During production the integrity of the reproduction of artwork is monitored by making comparisons, for example, original to its copy or proof to presswork. The two colored objects are referred to as a metameric pair if they match under at least one combination of illuminant and observer and not match under at least one combination of illuminant and observer. They must also have different spectral response curves.
So, the phenomenon of metamerism begins with comparing a pair of colored objects. For example the color of the back door of this truck compared with the color of the rest of the truck.
In the truck example the pigments used in the paint were not the same for the back door compared with the rest of the truck. The two colors would have matched under the artificial lighting that was used when the door was painted. However, under sunlight conditions the door and body no longer match causing "metameric failure."
In this case metameric failure is a benefit to the prospective customer since it warned that the door was painted at a different time from the rest of the truck. Possibly it had been damaged and subsequently repaired. Unfortunately the effect of metameric failure in print production usually causes problems rather than benefits.
How metameric failure impacts print production
There are four types of metameric failure commonly encountered in print production.
Sample metameric failure This is the most common cause of color matching problems. The truck example above is an example of sample metamerism. Because proofs and press sheets form metameric pairs, this problem typically shows up when presswork matches the proof in the light booth at press but no longer match under the lighting conditions where the presswork will normally be used, e.g. a package in a store, or brochure in a home environment. Other examples of sample metameric failure include product samples (e.g. fabric) compared with their reproduction in proofs, presswork, or computer displays. Or process color screen tint builds. They may match under one lighting condition but not another. Sample metameric failure can also happen if two prints using very different technologies - such as offset print vs silkscreen print - are compared under different lighting conditions.
Observer metameric failure This can happen because of differences in color vision between observers. Although the common cause is colorblindness, it is not uncommon among "normal" observers. As a result, two spectrally dissimilar color surfaces may produce a color match for one person but fail to match when viewed by a another person. Observer metameric failure is the reason there were 31 individuals tested to derive the original 1931 "standard observer" values adopted by the ISO and that are still used today as the basis for the majority of color science.
Field-size metameric failure This occurs because the relative proportions of the three light sensitive cone types in the retina of the eye vary from the center of the visual field to the periphery. The result is that colors that match when viewed as very small, centrally fixated areas may appear different when presented as large color areas. This is the reason why color painted on a wall may appear different than the paint chip used to select the color even though they match when the chip is placed on the wall. In print production field-size metameric failure typically occurs when small PMS swatchbook samples are used to specify a PMS color that will cover a large press sheet area.
Geometric metameric failure Normally, material attributes such as translucency, gloss or surface texture are not considered in color matching.

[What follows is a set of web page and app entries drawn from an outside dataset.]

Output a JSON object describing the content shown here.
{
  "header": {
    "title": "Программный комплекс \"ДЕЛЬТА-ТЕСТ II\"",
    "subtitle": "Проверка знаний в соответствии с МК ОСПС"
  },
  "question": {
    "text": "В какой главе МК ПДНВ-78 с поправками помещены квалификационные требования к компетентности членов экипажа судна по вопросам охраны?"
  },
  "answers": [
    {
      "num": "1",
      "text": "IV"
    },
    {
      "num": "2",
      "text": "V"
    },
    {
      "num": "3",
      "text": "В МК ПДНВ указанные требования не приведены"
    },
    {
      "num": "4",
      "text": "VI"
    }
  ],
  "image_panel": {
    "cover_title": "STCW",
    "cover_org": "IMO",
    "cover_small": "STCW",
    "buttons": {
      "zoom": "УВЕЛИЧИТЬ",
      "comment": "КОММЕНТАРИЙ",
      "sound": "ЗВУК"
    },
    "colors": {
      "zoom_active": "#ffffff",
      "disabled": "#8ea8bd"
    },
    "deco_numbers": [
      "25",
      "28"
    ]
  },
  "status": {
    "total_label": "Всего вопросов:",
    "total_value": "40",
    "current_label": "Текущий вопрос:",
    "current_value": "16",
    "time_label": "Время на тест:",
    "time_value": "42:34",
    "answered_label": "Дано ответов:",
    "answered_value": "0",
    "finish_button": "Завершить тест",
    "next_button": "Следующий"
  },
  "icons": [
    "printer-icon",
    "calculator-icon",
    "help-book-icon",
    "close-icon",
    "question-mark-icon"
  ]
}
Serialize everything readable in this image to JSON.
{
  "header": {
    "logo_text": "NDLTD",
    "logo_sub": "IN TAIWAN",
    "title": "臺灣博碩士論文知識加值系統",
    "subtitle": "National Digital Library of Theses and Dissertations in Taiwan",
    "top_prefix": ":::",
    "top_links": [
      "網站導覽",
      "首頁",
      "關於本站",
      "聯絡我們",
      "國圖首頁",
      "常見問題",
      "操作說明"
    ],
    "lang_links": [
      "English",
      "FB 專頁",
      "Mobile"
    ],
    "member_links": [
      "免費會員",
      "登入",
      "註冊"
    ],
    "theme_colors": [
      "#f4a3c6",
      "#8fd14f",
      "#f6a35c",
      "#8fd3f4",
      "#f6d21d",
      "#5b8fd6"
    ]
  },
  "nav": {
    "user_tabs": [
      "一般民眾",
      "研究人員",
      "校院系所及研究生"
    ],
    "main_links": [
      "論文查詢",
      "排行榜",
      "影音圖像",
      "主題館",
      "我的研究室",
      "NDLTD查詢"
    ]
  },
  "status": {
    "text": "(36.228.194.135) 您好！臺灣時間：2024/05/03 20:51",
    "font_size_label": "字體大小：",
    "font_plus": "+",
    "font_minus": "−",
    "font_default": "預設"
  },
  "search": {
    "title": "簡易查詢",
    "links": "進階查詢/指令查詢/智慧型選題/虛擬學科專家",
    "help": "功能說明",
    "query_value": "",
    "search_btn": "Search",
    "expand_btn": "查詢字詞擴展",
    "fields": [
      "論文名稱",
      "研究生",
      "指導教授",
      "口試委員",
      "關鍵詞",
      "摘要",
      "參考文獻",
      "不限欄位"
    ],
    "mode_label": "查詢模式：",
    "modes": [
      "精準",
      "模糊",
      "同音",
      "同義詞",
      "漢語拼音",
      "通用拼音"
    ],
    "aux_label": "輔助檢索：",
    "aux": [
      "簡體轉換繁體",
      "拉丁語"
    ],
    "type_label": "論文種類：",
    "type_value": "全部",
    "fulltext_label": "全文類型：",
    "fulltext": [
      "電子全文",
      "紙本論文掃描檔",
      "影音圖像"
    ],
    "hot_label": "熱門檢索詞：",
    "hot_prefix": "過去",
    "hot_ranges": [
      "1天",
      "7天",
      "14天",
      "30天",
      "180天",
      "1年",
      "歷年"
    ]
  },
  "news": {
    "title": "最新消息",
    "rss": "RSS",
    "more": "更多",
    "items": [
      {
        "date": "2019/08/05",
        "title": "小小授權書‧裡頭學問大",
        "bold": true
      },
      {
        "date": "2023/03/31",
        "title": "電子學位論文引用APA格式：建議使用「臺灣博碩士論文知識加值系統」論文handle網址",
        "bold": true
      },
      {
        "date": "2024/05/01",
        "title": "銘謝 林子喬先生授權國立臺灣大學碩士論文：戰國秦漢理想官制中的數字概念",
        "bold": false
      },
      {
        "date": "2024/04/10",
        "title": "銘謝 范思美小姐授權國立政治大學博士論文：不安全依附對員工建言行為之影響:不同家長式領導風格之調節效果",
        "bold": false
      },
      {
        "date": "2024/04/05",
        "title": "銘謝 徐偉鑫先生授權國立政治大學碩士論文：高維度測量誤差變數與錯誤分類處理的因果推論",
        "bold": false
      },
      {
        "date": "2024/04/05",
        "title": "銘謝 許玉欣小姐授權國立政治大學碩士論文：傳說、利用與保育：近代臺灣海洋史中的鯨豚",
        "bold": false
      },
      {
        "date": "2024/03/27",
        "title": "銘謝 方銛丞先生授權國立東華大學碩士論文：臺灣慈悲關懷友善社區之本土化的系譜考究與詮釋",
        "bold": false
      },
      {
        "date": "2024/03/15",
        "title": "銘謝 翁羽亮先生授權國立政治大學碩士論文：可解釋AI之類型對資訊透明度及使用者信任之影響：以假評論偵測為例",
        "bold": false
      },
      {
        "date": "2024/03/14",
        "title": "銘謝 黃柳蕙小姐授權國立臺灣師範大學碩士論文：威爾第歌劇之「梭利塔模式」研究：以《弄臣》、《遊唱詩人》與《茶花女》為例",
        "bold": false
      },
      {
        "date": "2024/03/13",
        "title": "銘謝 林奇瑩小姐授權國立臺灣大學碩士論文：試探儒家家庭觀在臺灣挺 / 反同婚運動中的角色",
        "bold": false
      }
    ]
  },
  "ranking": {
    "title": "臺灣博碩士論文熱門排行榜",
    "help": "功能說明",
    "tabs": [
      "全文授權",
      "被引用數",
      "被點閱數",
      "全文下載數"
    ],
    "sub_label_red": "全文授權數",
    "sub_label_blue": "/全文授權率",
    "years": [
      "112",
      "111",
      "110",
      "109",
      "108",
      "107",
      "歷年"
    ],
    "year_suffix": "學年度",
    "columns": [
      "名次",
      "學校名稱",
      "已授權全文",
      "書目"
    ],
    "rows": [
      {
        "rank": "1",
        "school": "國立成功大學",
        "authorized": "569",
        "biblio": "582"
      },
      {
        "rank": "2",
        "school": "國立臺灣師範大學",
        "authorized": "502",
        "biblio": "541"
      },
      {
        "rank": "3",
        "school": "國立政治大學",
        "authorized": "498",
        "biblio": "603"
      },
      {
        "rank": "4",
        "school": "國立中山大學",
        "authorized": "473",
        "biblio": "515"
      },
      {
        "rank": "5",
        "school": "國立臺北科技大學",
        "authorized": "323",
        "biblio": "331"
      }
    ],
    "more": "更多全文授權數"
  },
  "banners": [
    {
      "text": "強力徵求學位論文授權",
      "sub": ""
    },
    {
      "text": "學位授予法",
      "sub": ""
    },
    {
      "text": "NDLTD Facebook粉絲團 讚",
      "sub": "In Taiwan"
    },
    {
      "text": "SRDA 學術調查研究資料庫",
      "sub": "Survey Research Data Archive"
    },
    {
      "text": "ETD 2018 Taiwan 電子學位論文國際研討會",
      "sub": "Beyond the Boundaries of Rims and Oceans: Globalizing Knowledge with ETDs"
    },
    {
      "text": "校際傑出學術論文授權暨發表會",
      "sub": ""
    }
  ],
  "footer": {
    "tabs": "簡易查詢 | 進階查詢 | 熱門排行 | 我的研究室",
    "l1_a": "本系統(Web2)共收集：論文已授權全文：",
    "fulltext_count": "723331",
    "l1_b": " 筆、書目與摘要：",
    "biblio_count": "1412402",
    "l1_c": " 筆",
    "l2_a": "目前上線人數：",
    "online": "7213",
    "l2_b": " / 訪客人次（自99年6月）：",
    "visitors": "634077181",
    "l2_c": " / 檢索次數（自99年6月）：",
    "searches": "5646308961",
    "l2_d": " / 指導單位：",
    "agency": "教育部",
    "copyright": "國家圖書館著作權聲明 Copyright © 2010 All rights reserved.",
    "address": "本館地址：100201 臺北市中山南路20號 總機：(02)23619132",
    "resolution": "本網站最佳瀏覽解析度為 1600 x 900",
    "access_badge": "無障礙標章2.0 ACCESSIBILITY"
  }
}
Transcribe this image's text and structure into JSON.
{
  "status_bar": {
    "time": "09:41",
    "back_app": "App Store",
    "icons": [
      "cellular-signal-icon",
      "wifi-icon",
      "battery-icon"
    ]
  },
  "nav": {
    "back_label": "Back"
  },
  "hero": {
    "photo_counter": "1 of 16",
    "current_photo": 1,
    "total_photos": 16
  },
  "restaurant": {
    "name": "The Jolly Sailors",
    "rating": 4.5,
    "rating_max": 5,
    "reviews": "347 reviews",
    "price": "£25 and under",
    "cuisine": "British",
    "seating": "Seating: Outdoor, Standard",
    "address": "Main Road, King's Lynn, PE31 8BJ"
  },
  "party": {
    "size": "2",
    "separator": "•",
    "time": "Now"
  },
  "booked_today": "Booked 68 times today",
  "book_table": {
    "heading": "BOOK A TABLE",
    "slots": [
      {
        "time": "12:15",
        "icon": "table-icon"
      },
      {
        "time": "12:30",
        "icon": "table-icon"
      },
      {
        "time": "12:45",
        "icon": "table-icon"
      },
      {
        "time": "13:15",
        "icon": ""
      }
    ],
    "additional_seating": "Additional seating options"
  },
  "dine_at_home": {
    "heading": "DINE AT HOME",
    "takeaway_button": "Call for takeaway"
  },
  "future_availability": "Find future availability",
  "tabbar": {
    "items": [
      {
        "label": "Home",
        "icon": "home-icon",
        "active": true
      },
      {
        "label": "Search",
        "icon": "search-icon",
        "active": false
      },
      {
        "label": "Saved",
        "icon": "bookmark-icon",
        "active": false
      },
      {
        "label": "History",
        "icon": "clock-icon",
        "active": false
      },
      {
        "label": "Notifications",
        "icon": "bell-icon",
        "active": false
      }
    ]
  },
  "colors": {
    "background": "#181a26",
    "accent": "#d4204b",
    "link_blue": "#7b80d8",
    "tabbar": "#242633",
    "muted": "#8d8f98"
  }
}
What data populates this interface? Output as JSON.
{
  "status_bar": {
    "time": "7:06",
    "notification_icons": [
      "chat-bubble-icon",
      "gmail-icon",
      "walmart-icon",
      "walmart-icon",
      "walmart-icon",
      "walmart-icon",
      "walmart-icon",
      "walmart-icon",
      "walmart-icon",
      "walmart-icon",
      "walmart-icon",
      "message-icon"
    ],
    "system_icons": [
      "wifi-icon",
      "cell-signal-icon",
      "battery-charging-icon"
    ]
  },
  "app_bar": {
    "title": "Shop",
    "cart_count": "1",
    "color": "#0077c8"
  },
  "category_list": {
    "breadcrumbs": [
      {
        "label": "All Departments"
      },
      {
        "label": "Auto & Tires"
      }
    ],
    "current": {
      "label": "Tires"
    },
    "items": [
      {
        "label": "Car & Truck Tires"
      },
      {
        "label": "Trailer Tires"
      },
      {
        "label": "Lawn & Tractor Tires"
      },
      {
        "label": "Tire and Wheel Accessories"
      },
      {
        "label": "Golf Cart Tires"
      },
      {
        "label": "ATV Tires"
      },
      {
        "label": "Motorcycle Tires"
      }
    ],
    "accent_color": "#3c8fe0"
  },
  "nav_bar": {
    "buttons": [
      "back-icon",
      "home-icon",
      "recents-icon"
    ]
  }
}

However here, identical colors appear different when viewed at different angles, distances, light positions, etc. Geometric metameric failure is most often seen when using metallic inks or paper, and specialty ink coatings or papers.
Tips for dealing with metameric failure
1. Be aware that it exists and may be the "simple" issue causing any color match issues.
2. If color needs to align across different lighting conditions choose pigments carefully or make the ink formulator aware of that requirement.
3. Control your lighting conditions - both for producing prints, final viewing (where possible), and for critical evaluation. The industry standard light source is referred to as "D50" or "D65" (5,000° Kelvin (North America), 6,500° (Europe).
4. Invest in PIA/GATF RHEM light indicators for everyone in the production chain that is involved in evaluating and approving color. RHEM light indicators are small (2" x 3/4") paper stickers with a unique printed design that uses metameric failure to indicate whether or not the viewing conditions are 5,000° K or not.
The stickers can be affixed to proofs or simply carried in a protective wrapper in purse or wallet.
5. Printshops should have viewing areas away from the press that allow print customers to view the presswork under typical lighting conditions (fluorescent and incandescent).
6. Be sure that all instruments (e.g. spectrophotomers) that are used for color evaluation are set to the same standard illuminant, D50 or D65, and same observer angle (typically 2°).